London’s street markets and the cultures of informality, c.1850–1939
By Victoria Kelley
Cheap street is a lively and scholarly account of London's street markets, which were an overlooked site of urban modernity and the most vigorous outgrowth of the informal economy that flourished below and beyond the recognised institutions of the consumer city. Kelley brings together design and material culture history, urban studies and social and cultural history to analyse the street markets' distinct characteristics. These included the flaring naked flames of their naphtha lights, their impermanent yet persistent unofficial occupation of space, and the noisy performative selling that took place there.

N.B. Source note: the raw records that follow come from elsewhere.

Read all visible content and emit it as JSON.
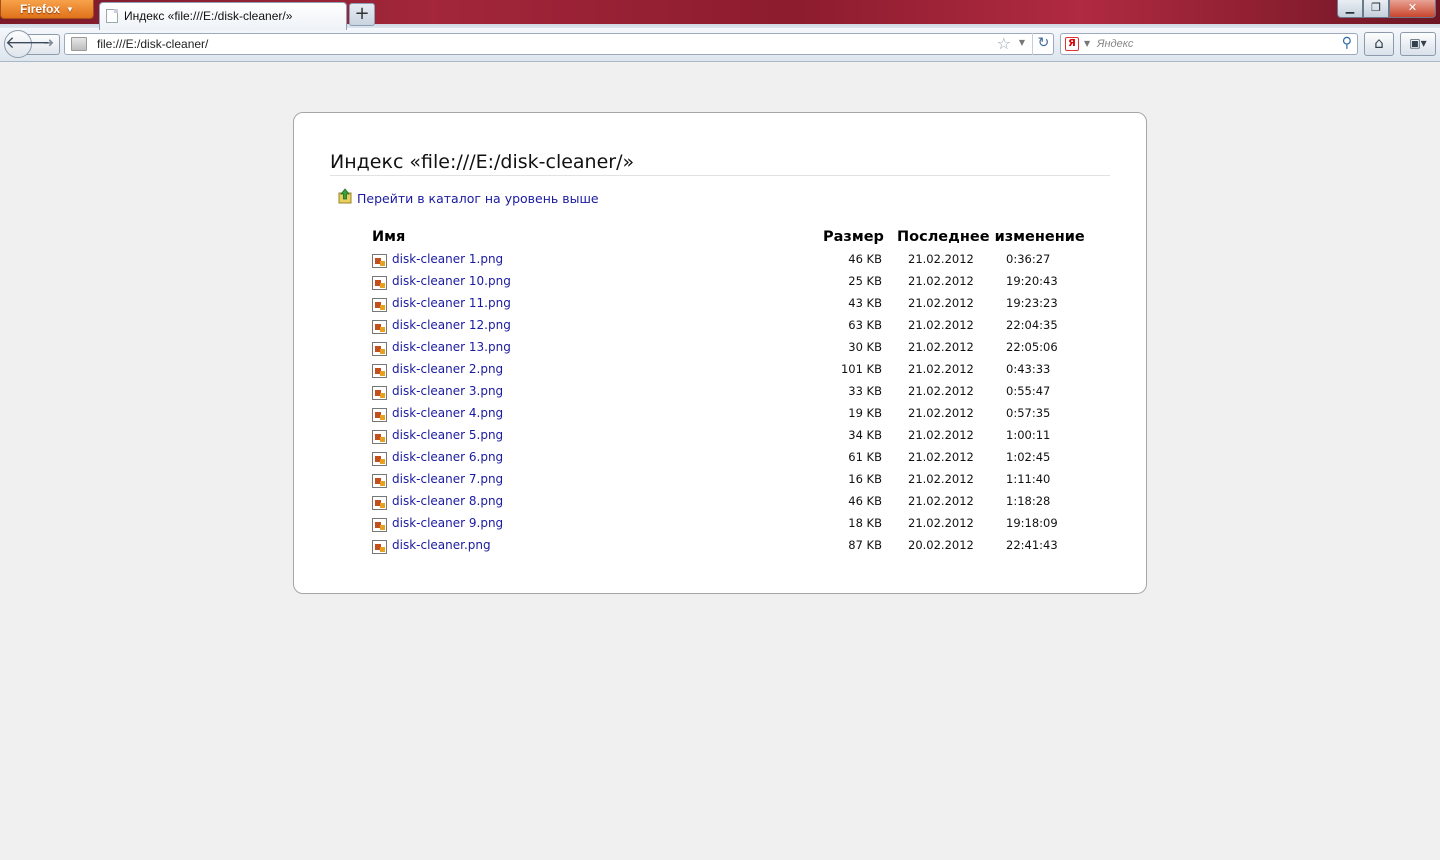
{
  "browser": {
    "app_button": "Firefox",
    "tab_title": "Индекс «file:///E:/disk-cleaner/»",
    "new_tab": "+",
    "url": "file:///E:/disk-cleaner/",
    "search_placeholder": "Яндекс",
    "search_engine_letter": "Я"
  },
  "page": {
    "heading": "Индекс «file:///E:/disk-cleaner/»",
    "parent_link": "Перейти в каталог на уровень выше",
    "columns": {
      "name": "Имя",
      "size": "Размер",
      "modified": "Последнее изменение"
    },
    "files": [
      {
        "name": "disk-cleaner 1.png",
        "size": "46 KB",
        "date": "21.02.2012",
        "time": "0:36:27"
      },
      {
        "name": "disk-cleaner 10.png",
        "size": "25 KB",
        "date": "21.02.2012",
        "time": "19:20:43"
      },
      {
        "name": "disk-cleaner 11.png",
        "size": "43 KB",
        "date": "21.02.2012",
        "time": "19:23:23"
      },
      {
        "name": "disk-cleaner 12.png",
        "size": "63 KB",
        "date": "21.02.2012",
        "time": "22:04:35"
      },
      {
        "name": "disk-cleaner 13.png",
        "size": "30 KB",
        "date": "21.02.2012",
        "time": "22:05:06"
      },
      {
        "name": "disk-cleaner 2.png",
        "size": "101 KB",
        "date": "21.02.2012",
        "time": "0:43:33"
      },
      {
        "name": "disk-cleaner 3.png",
        "size": "33 KB",
        "date": "21.02.2012",
        "time": "0:55:47"
      },
      {
        "name": "disk-cleaner 4.png",
        "size": "19 KB",
        "date": "21.02.2012",
        "time": "0:57:35"
      },
      {
        "name": "disk-cleaner 5.png",
        "size": "34 KB",
        "date": "21.02.2012",
        "time": "1:00:11"
      },
      {
        "name": "disk-cleaner 6.png",
        "size": "61 KB",
        "date": "21.02.2012",
        "time": "1:02:45"
      },
      {
        "name": "disk-cleaner 7.png",
        "size": "16 KB",
        "date": "21.02.2012",
        "time": "1:11:40"
      },
      {
        "name": "disk-cleaner 8.png",
        "size": "46 KB",
        "date": "21.02.2012",
        "time": "1:18:28"
      },
      {
        "name": "disk-cleaner 9.png",
        "size": "18 KB",
        "date": "21.02.2012",
        "time": "19:18:09"
      },
      {
        "name": "disk-cleaner.png",
        "size": "87 KB",
        "date": "20.02.2012",
        "time": "22:41:43"
      }
    ]
  },
  "colors": {
    "link": "#1a1aa0",
    "page_background": "#f0f0f0",
    "firefox_button": "#e0721a"
  }
}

The result is a new interpretation of London's urban geographies, moving beyond the accepted view of the West End as the consumer city and the East as the city of poverty, and demonstrating that the informality of the street markets was a powerful force in shaping representations of London and its people.
1. What is a street market?
5. Street markets, informality and the performance of London
Victoria Kelley is Director of Research and Education, and Professor of the History of Design and Material Culture, at the University for the Creative Arts